Task instructions: Go through the material below and copy all lines with "JSON".

Records for the task:

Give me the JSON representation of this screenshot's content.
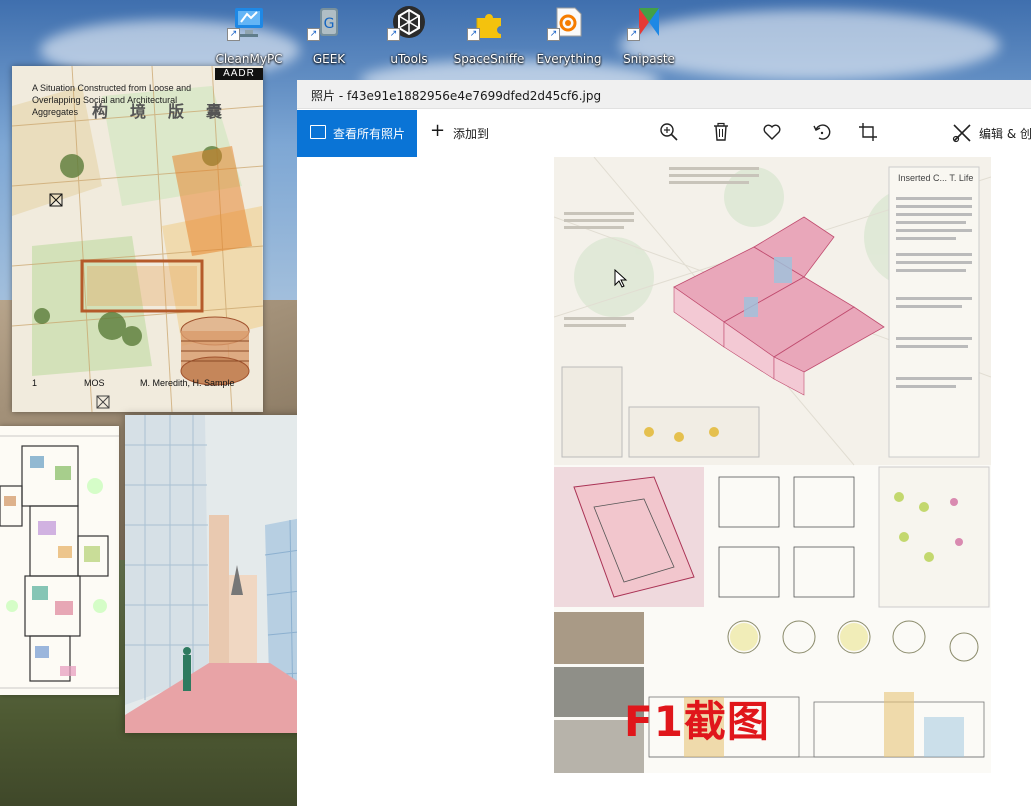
{
  "desktop": {
    "icons": [
      {
        "label": "CleanMyPC",
        "icon": "cleanmypc-icon"
      },
      {
        "label": "GEEK",
        "icon": "geek-icon"
      },
      {
        "label": "uTools",
        "icon": "utools-icon"
      },
      {
        "label": "SpaceSniffe",
        "icon": "spacesniffer-icon"
      },
      {
        "label": "Everything",
        "icon": "everything-icon"
      },
      {
        "label": "Snipaste",
        "icon": "snipaste-icon"
      }
    ]
  },
  "book_cover": {
    "publisher": "AADR",
    "subtitle": "A Situation Constructed from Loose and Overlapping Social and Architectural Aggregates",
    "chinese_chars": [
      "构",
      "境",
      "版",
      "囊"
    ],
    "number": "1",
    "author_left": "MOS",
    "author_right": "M. Meredith, H. Sample"
  },
  "photos_app": {
    "title": "照片 - f43e91e1882956e4e7699dfed2d45cf6.jpg",
    "toolbar": {
      "see_all": "查看所有照片",
      "add_to": "添加到",
      "edit": "编辑 & 创"
    },
    "poster": {
      "title": "Inserted C... T. Life"
    }
  },
  "overlay": {
    "hotkey_text": "F1截图",
    "color": "#e0161b"
  },
  "colors": {
    "accent": "#0a74d6"
  }
}
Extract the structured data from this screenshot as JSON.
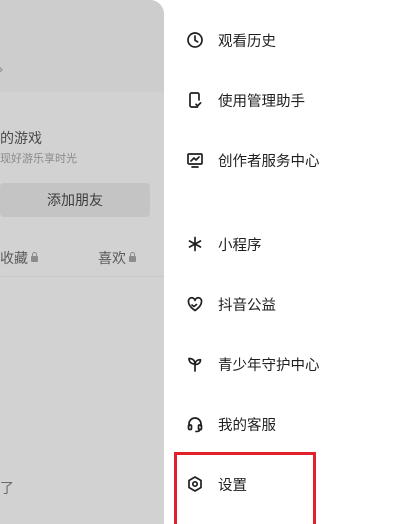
{
  "background_profile": {
    "game_title": "的游戏",
    "game_subtitle": "现好游乐享时光",
    "add_friend_label": "添加朋友",
    "tabs": [
      {
        "label": "收藏"
      },
      {
        "label": "喜欢"
      }
    ],
    "bottom_text": "了"
  },
  "menu": {
    "items": [
      {
        "label": "观看历史",
        "icon": "clock-icon"
      },
      {
        "label": "使用管理助手",
        "icon": "phone-check-icon"
      },
      {
        "label": "创作者服务中心",
        "icon": "chart-monitor-icon"
      },
      {
        "label": "小程序",
        "icon": "asterisk-icon"
      },
      {
        "label": "抖音公益",
        "icon": "heart-hands-icon"
      },
      {
        "label": "青少年守护中心",
        "icon": "sprout-icon"
      },
      {
        "label": "我的客服",
        "icon": "headset-icon"
      },
      {
        "label": "设置",
        "icon": "hexagon-gear-icon"
      }
    ]
  },
  "colors": {
    "highlight": "#e0202c",
    "dim_overlay": "#d2d2d2"
  }
}
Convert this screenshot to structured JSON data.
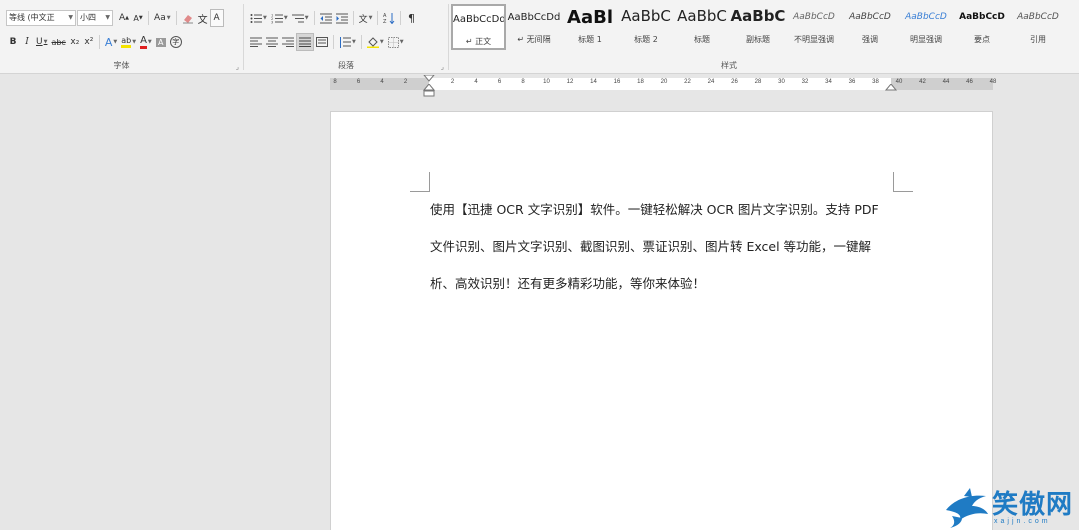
{
  "ribbon": {
    "font_group": {
      "label": "字体",
      "font_name": "等线 (中文正",
      "font_size": "小四",
      "grow_label": "A",
      "shrink_label": "A",
      "case_label": "Aa",
      "bold_label": "B",
      "italic_label": "I",
      "underline_label": "U",
      "strike_label": "abc",
      "subscript_label": "x₂",
      "superscript_label": "x²",
      "text_effect_label": "A",
      "highlight_label": "ab",
      "font_color_label": "A",
      "char_shading_label": "A",
      "enclose_label": "字",
      "phonetic_label": "文",
      "border_label": "A"
    },
    "paragraph_group": {
      "label": "段落"
    },
    "styles_group": {
      "label": "样式",
      "items": [
        {
          "preview": "AaBbCcDd",
          "name": "↵ 正文"
        },
        {
          "preview": "AaBbCcDd",
          "name": "↵ 无间隔"
        },
        {
          "preview": "AaBl",
          "name": "标题 1"
        },
        {
          "preview": "AaBbC",
          "name": "标题 2"
        },
        {
          "preview": "AaBbC",
          "name": "标题"
        },
        {
          "preview": "AaBbC",
          "name": "副标题"
        },
        {
          "preview": "AaBbCcD",
          "name": "不明显强调"
        },
        {
          "preview": "AaBbCcD",
          "name": "强调"
        },
        {
          "preview": "AaBbCcD",
          "name": "明显强调"
        },
        {
          "preview": "AaBbCcD",
          "name": "要点"
        },
        {
          "preview": "AaBbCcD",
          "name": "引用"
        }
      ]
    }
  },
  "ruler": {
    "ticks": [
      "8",
      "6",
      "4",
      "2",
      "2",
      "4",
      "6",
      "8",
      "10",
      "12",
      "14",
      "16",
      "18",
      "20",
      "22",
      "24",
      "26",
      "28",
      "30",
      "32",
      "34",
      "36",
      "38",
      "40",
      "42",
      "44",
      "46",
      "48"
    ]
  },
  "document": {
    "lines": [
      "使用【迅捷 OCR 文字识别】软件。一键轻松解决 OCR 图片文字识别。支持 PDF",
      "文件识别、图片文字识别、截图识别、票证识别、图片转 Excel 等功能，一键解",
      "析、高效识别！还有更多精彩功能，等你来体验！"
    ]
  },
  "watermark": {
    "text": "笑傲网",
    "url": "xajjn.com"
  },
  "colors": {
    "accent": "#1f7bc4",
    "ribbon_bg": "#f3f3f3",
    "workspace_bg": "#e6e6e6",
    "font_color_underline": "#e02020",
    "highlight_yellow": "#f5e400"
  }
}
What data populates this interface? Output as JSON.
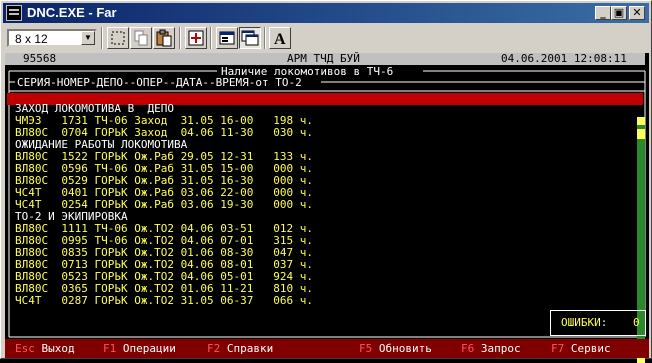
{
  "window": {
    "title": "DNC.EXE - Far"
  },
  "toolbar": {
    "font_size": "8 x 12"
  },
  "header": {
    "code": "95568",
    "center": "АРМ ТЧД БУЙ",
    "datetime": "04.06.2001 12:08:11"
  },
  "panel": {
    "title": "Наличие локомотивов в ТЧ-6",
    "columns": "СЕРИЯ-НОМЕР-ДЕПО--ОПЕР--ДАТА--ВРЕМЯ-от ТО-2"
  },
  "sections": [
    {
      "title": "ЗАХОД ЛОКОМОТИВА В  ДЕПО",
      "rows": [
        "ЧМЭ3   1731 ТЧ-06 Заход  31.05 16-00   198 ч.",
        "ВЛ80С  0704 ГОРЬК Заход  04.06 11-30   030 ч."
      ]
    },
    {
      "title": "ОЖИДАНИЕ РАБОТЫ ЛОКОМОТИВА",
      "rows": [
        "ВЛ80С  1522 ГОРЬК Ож.Раб 29.05 12-31   133 ч.",
        "ВЛ80С  0596 ТЧ-06 Ож.Раб 31.05 15-00   000 ч.",
        "ВЛ80С  0529 ГОРЬК Ож.Раб 31.05 16-30   000 ч.",
        "ЧС4Т   0401 ГОРЬК Ож.Раб 03.06 22-00   000 ч.",
        "ЧС4Т   0254 ГОРЬК Ож.Раб 03.06 19-30   000 ч."
      ]
    },
    {
      "title": "ТО-2 И ЭКИПИРОВКА",
      "rows": [
        "ВЛ80С  1111 ТЧ-06 Ож.ТО2 04.06 03-51   012 ч.",
        "ВЛ80С  0995 ТЧ-06 Ож.ТО2 04.06 07-01   315 ч.",
        "ВЛ80С  0835 ГОРЬК Ож.ТО2 01.06 08-30   047 ч.",
        "ВЛ80С  0713 ГОРЬК Ож.ТО2 04.06 08-01   037 ч.",
        "ВЛ80С  0523 ГОРЬК Ож.ТО2 04.06 05-01   924 ч.",
        "ВЛ80С  0365 ГОРЬК Ож.ТО2 01.06 11-21   810 ч.",
        "ЧС4Т   0287 ГОРЬК Ож.ТО2 31.05 06-37   066 ч."
      ]
    }
  ],
  "errors": {
    "label": "ОШИБКИ:",
    "value": "0"
  },
  "statusbar": {
    "items": [
      {
        "key": "Esc",
        "label": "Выход"
      },
      {
        "key": "F1",
        "label": "Операции"
      },
      {
        "key": "F2",
        "label": "Справки"
      },
      {
        "key": "F5",
        "label": "Обновить"
      },
      {
        "key": "F6",
        "label": "Запрос"
      },
      {
        "key": "F7",
        "label": "Сервис"
      }
    ]
  },
  "colors": {
    "background": "#000000",
    "text": "#ffffff",
    "data": "#ffff55",
    "alert_bar": "#c00000",
    "statusbar": "#800000",
    "fkey": "#ff5555"
  },
  "icons": [
    "console-app-icon",
    "minimize-icon",
    "restore-icon",
    "close-icon",
    "select-icon",
    "copy-icon",
    "paste-icon",
    "fullscreen-icon",
    "properties-icon",
    "background-icon",
    "font-icon"
  ]
}
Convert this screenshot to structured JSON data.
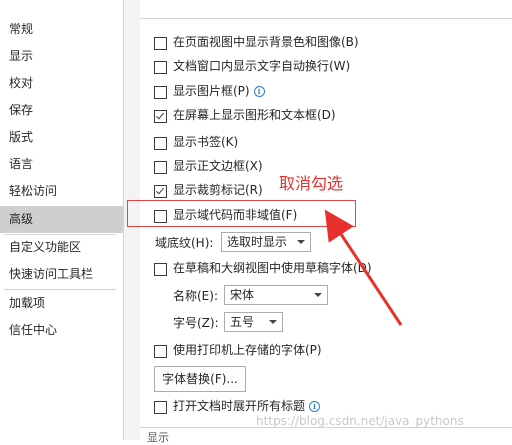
{
  "sidebar": {
    "items": [
      {
        "label": "常规"
      },
      {
        "label": "显示"
      },
      {
        "label": "校对"
      },
      {
        "label": "保存"
      },
      {
        "label": "版式"
      },
      {
        "label": "语言"
      },
      {
        "label": "轻松访问"
      },
      {
        "label": "高级",
        "selected": true
      },
      {
        "label": "自定义功能区"
      },
      {
        "label": "快速访问工具栏"
      },
      {
        "label": "加载项"
      },
      {
        "label": "信任中心"
      }
    ]
  },
  "options": {
    "show_background": {
      "label": "在页面视图中显示背景色和图像(B)",
      "checked": false
    },
    "wrap_text": {
      "label": "文档窗口内显示文字自动换行(W)",
      "checked": false
    },
    "picture_placeholders": {
      "label": "显示图片框(P)",
      "checked": false
    },
    "show_drawings": {
      "label": "在屏幕上显示图形和文本框(D)",
      "checked": true
    },
    "show_bookmarks": {
      "label": "显示书签(K)",
      "checked": false
    },
    "text_boundaries": {
      "label": "显示正文边框(X)",
      "checked": false
    },
    "crop_marks": {
      "label": "显示裁剪标记(R)",
      "checked": true
    },
    "field_codes": {
      "label": "显示域代码而非域值(F)",
      "checked": false
    },
    "draft_font": {
      "label": "在草稿和大纲视图中使用草稿字体(D)",
      "checked": false
    },
    "printer_fonts": {
      "label": "使用打印机上存储的字体(P)",
      "checked": false
    },
    "expand_headings": {
      "label": "打开文档时展开所有标题",
      "checked": false
    }
  },
  "field_shading": {
    "label": "域底纹(H):",
    "value": "选取时显示"
  },
  "font_name": {
    "label": "名称(E):",
    "value": "宋体"
  },
  "font_size": {
    "label": "字号(Z):",
    "value": "五号"
  },
  "font_substitution_button": "字体替换(F)...",
  "section_footer": "显示",
  "annotation": {
    "text": "取消勾选",
    "color": "#e8312d"
  },
  "watermark": "https://blog.csdn.net/java_pythons",
  "icons": {
    "info": "info-icon"
  }
}
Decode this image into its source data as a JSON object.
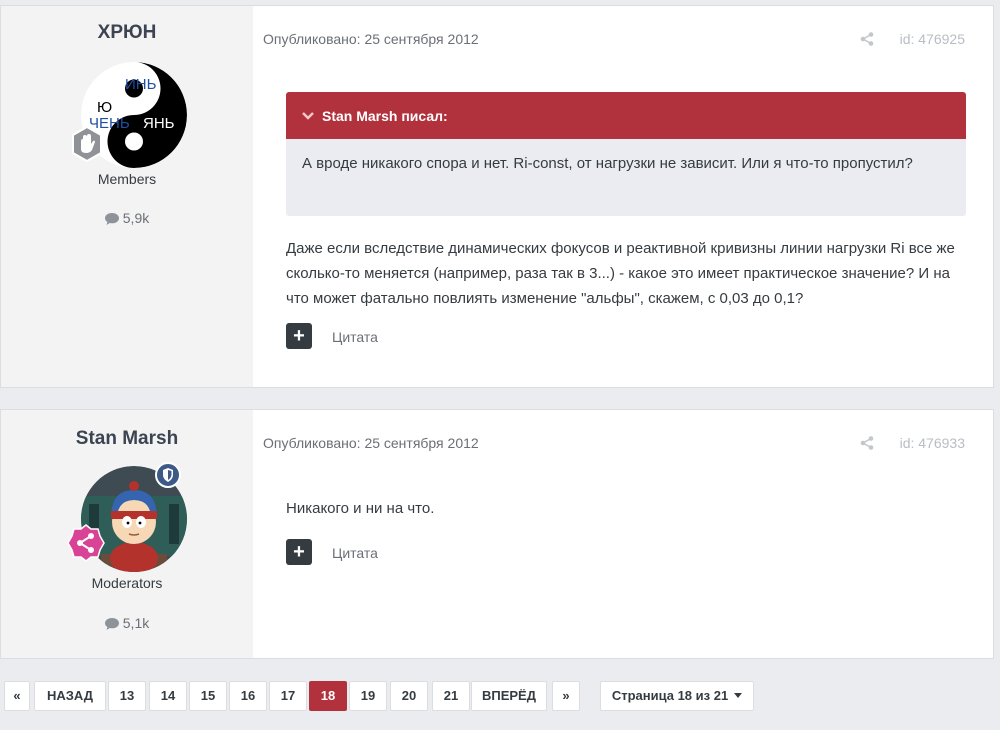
{
  "posts": [
    {
      "author": "ХРЮН",
      "avatar_text": [
        "ИНЬ",
        "ЯНЬ",
        "Ю",
        "ЧЕНЬ"
      ],
      "group": "Members",
      "count": "5,9k",
      "date": "Опубликовано: 25 сентября 2012",
      "post_id": "id: 476925",
      "quote": {
        "author_label": "Stan Marsh писал:",
        "text": "А вроде никакого спора и нет. Ri-const, от нагрузки не зависит. Или я что-то пропустил?"
      },
      "body": "Даже если вследствие динамических фокусов и реактивной кривизны линии нагрузки Ri все же сколько-то меняется (например, раза так в 3...) - какое это имеет практическое значение? И на что может фатально повлиять изменение \"альфы\", скажем, с 0,03 до 0,1?",
      "plus": "+",
      "quote_label": "Цитата"
    },
    {
      "author": "Stan Marsh",
      "group": "Moderators",
      "count": "5,1k",
      "date": "Опубликовано: 25 сентября 2012",
      "post_id": "id: 476933",
      "body": "Никакого и ни на что.",
      "plus": "+",
      "quote_label": "Цитата"
    }
  ],
  "pagination": {
    "first": "«",
    "prev": "НАЗАД",
    "pages": [
      "13",
      "14",
      "15",
      "16",
      "17",
      "18",
      "19",
      "20",
      "21"
    ],
    "current": "18",
    "next": "ВПЕРЁД",
    "last": "»",
    "page_label": "Страница 18 из 21"
  },
  "colors": {
    "accent": "#b1323c",
    "background": "#ebecf0",
    "author_panel": "#f3f3f4"
  }
}
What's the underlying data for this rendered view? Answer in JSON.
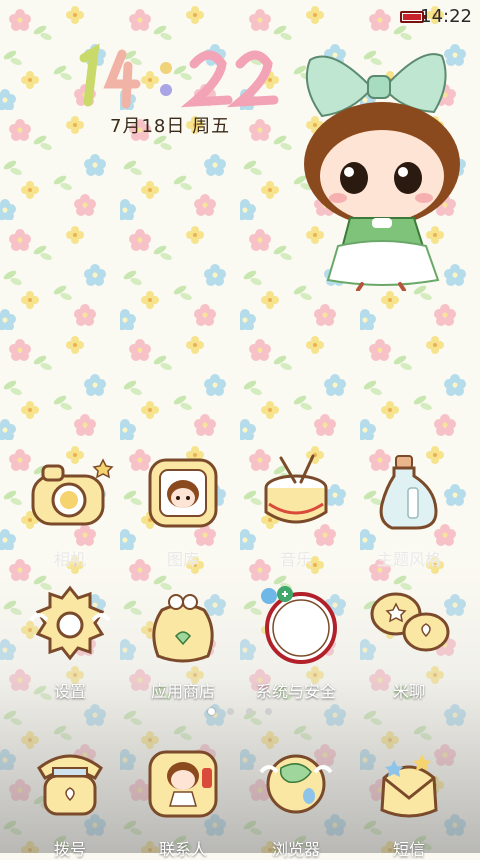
{
  "status_bar": {
    "time": "14:22",
    "battery_icon": "battery-icon"
  },
  "clock_widget": {
    "time_digits": [
      "1",
      "4",
      ":",
      "2",
      "2"
    ],
    "date": "7月18日 周五"
  },
  "page_indicator": {
    "pages": 4,
    "active_index": 0
  },
  "apps_row1": [
    {
      "label": "相机",
      "icon": "camera-icon"
    },
    {
      "label": "图库",
      "icon": "photo-frame-icon"
    },
    {
      "label": "音乐",
      "icon": "drum-icon"
    },
    {
      "label": "主题风格",
      "icon": "bottle-icon"
    }
  ],
  "apps_row2": [
    {
      "label": "设置",
      "icon": "gear-icon"
    },
    {
      "label": "应用商店",
      "icon": "gift-bag-icon"
    },
    {
      "label": "系统与安全",
      "icon": "security-ring-icon"
    },
    {
      "label": "米聊",
      "icon": "chat-bubbles-icon"
    }
  ],
  "dock": [
    {
      "label": "拨号",
      "icon": "telephone-icon"
    },
    {
      "label": "联系人",
      "icon": "contact-card-icon"
    },
    {
      "label": "浏览器",
      "icon": "globe-icon"
    },
    {
      "label": "短信",
      "icon": "envelope-icon"
    }
  ],
  "colors": {
    "accent_red": "#c8232a",
    "outline_brown": "#7a4a2a",
    "icon_cream": "#fbe7a4"
  }
}
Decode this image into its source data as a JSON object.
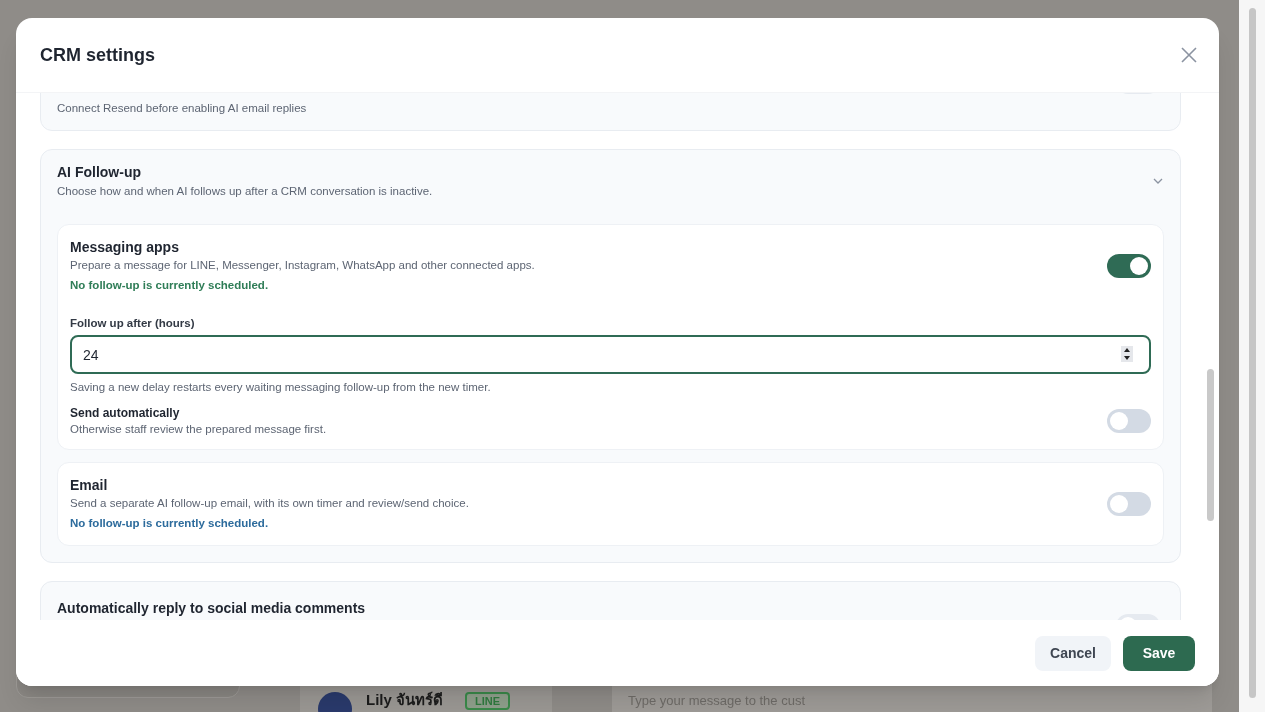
{
  "background": {
    "contact": {
      "name": "Lily จันทร์ดี",
      "channel": "LINE"
    },
    "composer": {
      "placeholder": "Type your message to the cust"
    }
  },
  "dialog": {
    "title": "CRM settings",
    "sections": [
      {
        "kind": "cut_top",
        "description": "Connect Resend before enabling AI email replies",
        "toggle": {
          "on": false
        }
      },
      {
        "kind": "accordion",
        "title": "AI Follow-up",
        "description": "Choose how and when AI follows up after a CRM conversation is inactive.",
        "expanded": true,
        "channels": [
          {
            "title": "Messaging apps",
            "description": "Prepare a message for LINE, Messenger, Instagram, WhatsApp and other connected apps.",
            "status": {
              "text": "No follow-up is currently scheduled.",
              "color": "#2f7d57"
            },
            "on": true,
            "delay": {
              "label": "Follow up after (hours)",
              "value": "24",
              "hint": "Saving a new delay restarts every waiting messaging follow-up from the new timer."
            },
            "auto_send": {
              "label": "Send automatically",
              "description": "Otherwise staff review the prepared message first.",
              "on": false
            }
          },
          {
            "title": "Email",
            "description": "Send a separate AI follow-up email, with its own timer and review/send choice.",
            "status": {
              "text": "No follow-up is currently scheduled.",
              "color": "#2c6b9c"
            },
            "on": false
          }
        ]
      },
      {
        "kind": "cut_bottom",
        "title": "Automatically reply to social media comments",
        "toggle": {
          "on": false
        }
      }
    ],
    "buttons": [
      {
        "label": "Cancel",
        "kind": "secondary"
      },
      {
        "label": "Save",
        "kind": "primary"
      }
    ]
  }
}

Your response:
Give me the JSON representation of this screenshot's content.
Extract the structured data from this screenshot as JSON.
Convert this screenshot to structured JSON data.
What data populates this interface? Output as JSON.
Convert this screenshot to structured JSON data.
Decode this image into its source data as a JSON object.
What's the underlying data for this rendered view? Answer in JSON.
Decode this image into its source data as a JSON object.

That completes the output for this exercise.